On July 2, President Donald Trump tweeted an animated image of his past appearance on World Wrestling Entertainment clotheslining a wrestler who’d had the CNN logo superimposed over his head. Presidential? No. Funny? Yes. And on the troll scale? Pretty low-tier.
No fans of dignity, CNN expressed outrage. They accused the president of threatening violence against them. It could have stopped there, with CNN looking like a cry-baby and Trump coming off with a minor victory in getting under the network’s skin (again).
Instead, the network tracked down the alleged creator of the gif, Reddit user HanAssholeSolo, who had (supposedly) posted it along with other inflammatory images to the message board. In his article detailing how he found the user, CNN’s Andrew Kaczynski—who made his name by siccing an internet mob against a woman who made an inappropriate joke on her Twitter account—seemed to threaten HanAssholeSolo. Kaczynski explained that the creator had apologized and promised not to make fun of CNN anymore. He added that CNN could revoke his privacy if that vow doesn’t hold.
If crying about Trump’s tweet was the appetizer to trolls, threatening a random internet user for making a meme is the big, juicy steak entrée.
Author and Observer columnist Michael Malice, a self-proclaimed troll, succinctly defines trolling as “the act of manipulating someone into becoming a performer via exploiting their flaws for comedic effect.” What the majority of the press fails to realize is that anyone can be a troll, and with millions of internet users with quick access to video clips, images, editing tools, boredom, and a sense of humor, the odds are stacked against them.
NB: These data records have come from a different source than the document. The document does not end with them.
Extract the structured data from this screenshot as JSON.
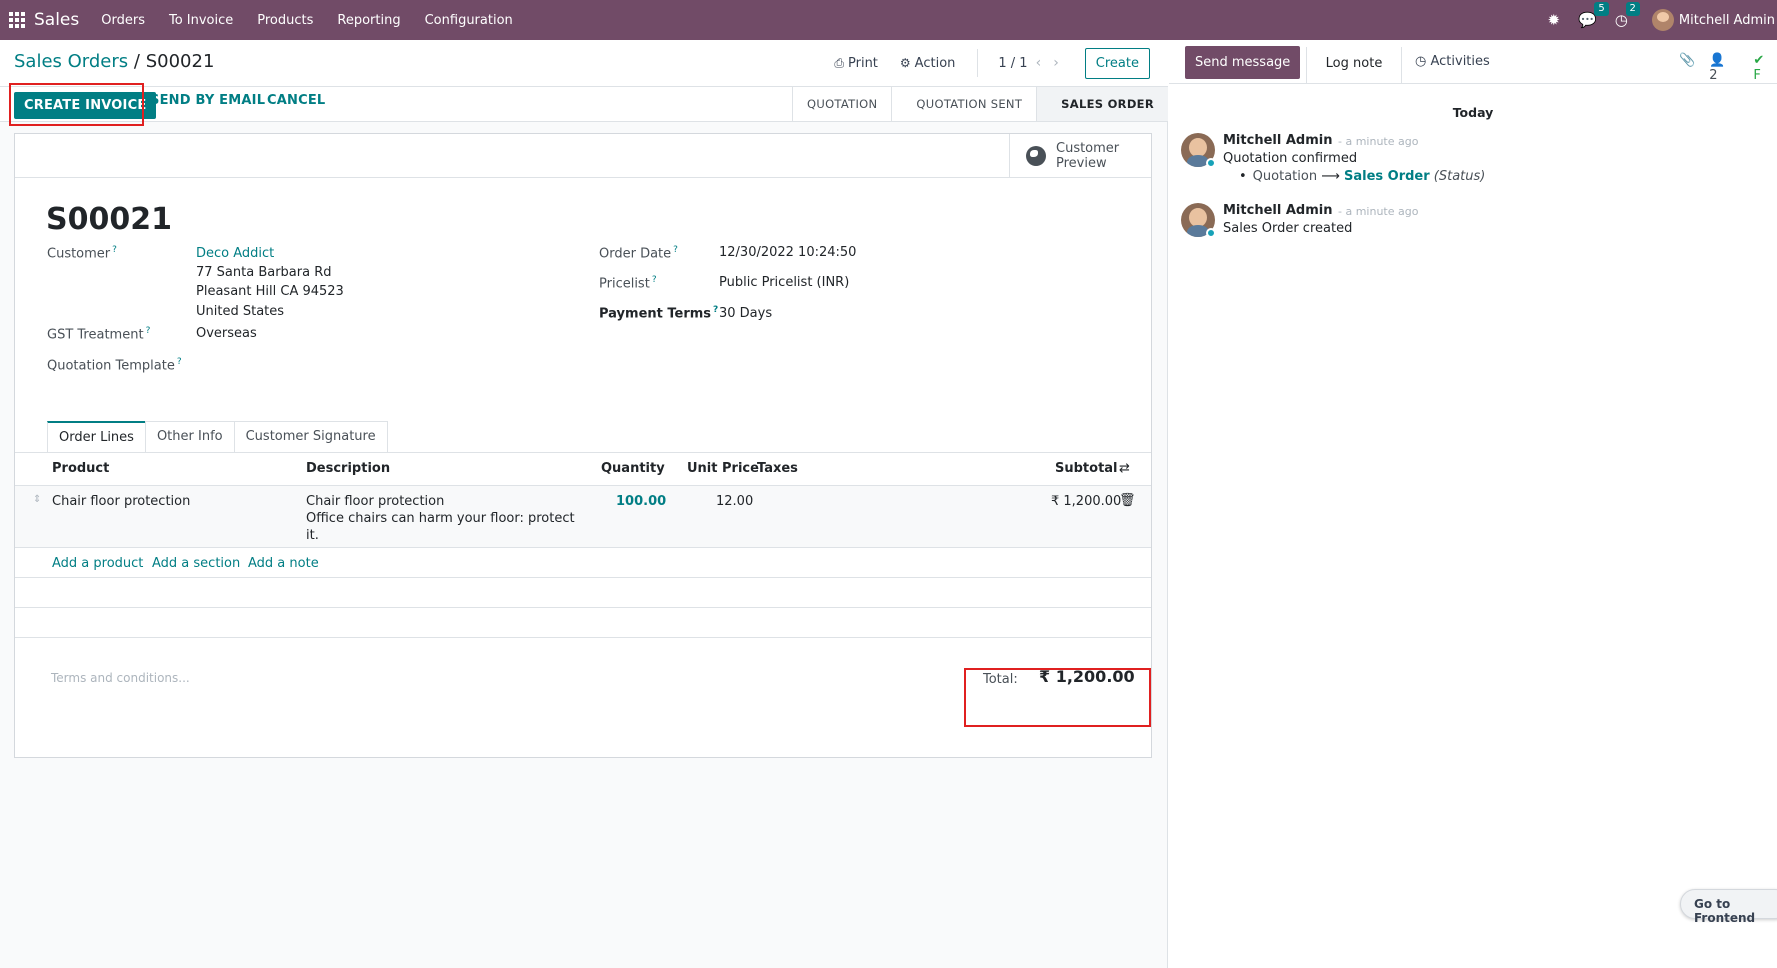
{
  "navbar": {
    "app_name": "Sales",
    "menu": [
      "Orders",
      "To Invoice",
      "Products",
      "Reporting",
      "Configuration"
    ],
    "messages_count": "5",
    "activities_count": "2",
    "user_name": "Mitchell Admin"
  },
  "control_panel": {
    "breadcrumb_parent": "Sales Orders",
    "breadcrumb_sep": "/",
    "breadcrumb_current": "S00021",
    "print_label": "Print",
    "action_label": "Action",
    "pager": "1 / 1",
    "create_label": "Create"
  },
  "statusbar": {
    "create_invoice": "CREATE INVOICE",
    "send_by_email": "SEND BY EMAIL",
    "cancel": "CANCEL",
    "stages": [
      "QUOTATION",
      "QUOTATION SENT",
      "SALES ORDER"
    ]
  },
  "form": {
    "preview_label": "Customer Preview",
    "title": "S00021",
    "customer_label": "Customer",
    "customer_name": "Deco Addict",
    "customer_address1": "77 Santa Barbara Rd",
    "customer_address2": "Pleasant Hill CA 94523",
    "customer_country": "United States",
    "gst_label": "GST Treatment",
    "gst_value": "Overseas",
    "template_label": "Quotation Template",
    "order_date_label": "Order Date",
    "order_date_value": "12/30/2022 10:24:50",
    "pricelist_label": "Pricelist",
    "pricelist_value": "Public Pricelist (INR)",
    "payment_terms_label": "Payment Terms",
    "payment_terms_value": "30 Days"
  },
  "tabs": [
    "Order Lines",
    "Other Info",
    "Customer Signature"
  ],
  "order_lines": {
    "headers": {
      "product": "Product",
      "description": "Description",
      "quantity": "Quantity",
      "unit_price": "Unit Price",
      "taxes": "Taxes",
      "subtotal": "Subtotal"
    },
    "row": {
      "product": "Chair floor protection",
      "desc1": "Chair floor protection",
      "desc2": "Office chairs can harm your floor: protect",
      "desc3": "it.",
      "quantity": "100.00",
      "unit_price": "12.00",
      "subtotal": "₹ 1,200.00"
    },
    "add_product": "Add a product",
    "add_section": "Add a section",
    "add_note": "Add a note"
  },
  "footer": {
    "terms_placeholder": "Terms and conditions...",
    "total_label": "Total:",
    "total_value": "₹ 1,200.00"
  },
  "chatter": {
    "send_message": "Send message",
    "log_note": "Log note",
    "activities": "Activities",
    "followers_count": "2",
    "follow_label": "F",
    "today": "Today",
    "messages": [
      {
        "author": "Mitchell Admin",
        "date": "- a minute ago",
        "body": "Quotation confirmed",
        "track_old": "Quotation",
        "track_new": "Sales Order",
        "track_field": "(Status)"
      },
      {
        "author": "Mitchell Admin",
        "date": "- a minute ago",
        "body": "Sales Order created"
      }
    ],
    "frontend_label": "Go to Frontend"
  },
  "colors": {
    "brand": "#714b67",
    "accent": "#017e84",
    "highlight": "#e02020"
  },
  "icons": [
    "apps-grid-icon",
    "bug-icon",
    "chat-icon",
    "clock-icon",
    "print-icon",
    "gear-icon",
    "chevron-left-icon",
    "chevron-right-icon",
    "globe-icon",
    "drag-handle-icon",
    "trash-icon",
    "column-settings-icon",
    "paperclip-icon",
    "user-icon",
    "check-icon"
  ]
}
The only way to escape with minimal damage is not to participate.
Immediately following CNN’s threat against HanAssholeSolo, trolls declared a meme war on the network. Posting on Twitter with the hashtag #CNNBlackmail, they started making pro-Trump, anti-CNN memes in the style of the original, incendiary image. At the time of writing, every tweet posted to CNN’s Twitter accounts has multiple top replies featuring the memes. By histrionically responding to the trolls, CNN has lost to the King Troll himself: President Donald Trump. The Trump administration has called the corporate press “the opposition party,” and CNN seems eager to live up to that moniker.
Sure, CNN and other media outlets that express outrage, feigned or real, will reinforce their respective choirs’ belief that brave journalists are being hunted by evil, basement-dwelling Nazis. But they will persuade no one who knows this game better than they do, which is almost everyone who’s been paying attention. CNN—and thin-skinned, self-righteous media outlets like them—are the losers in this meme war. Unless they stop feeding the trolls, the trolls will always prevail. Further, CNN’s petulant whining and threats against private citizens will fuel discontent with the media that is acutely felt by more than just Trump voters. Until they learn to laugh at themselves, their actions are nothing more than free advertising for the Trump 2020 campaign.
Jay Irwin is a 4chan moderator and ad-tech professional. Follow him on Twitter @invisibro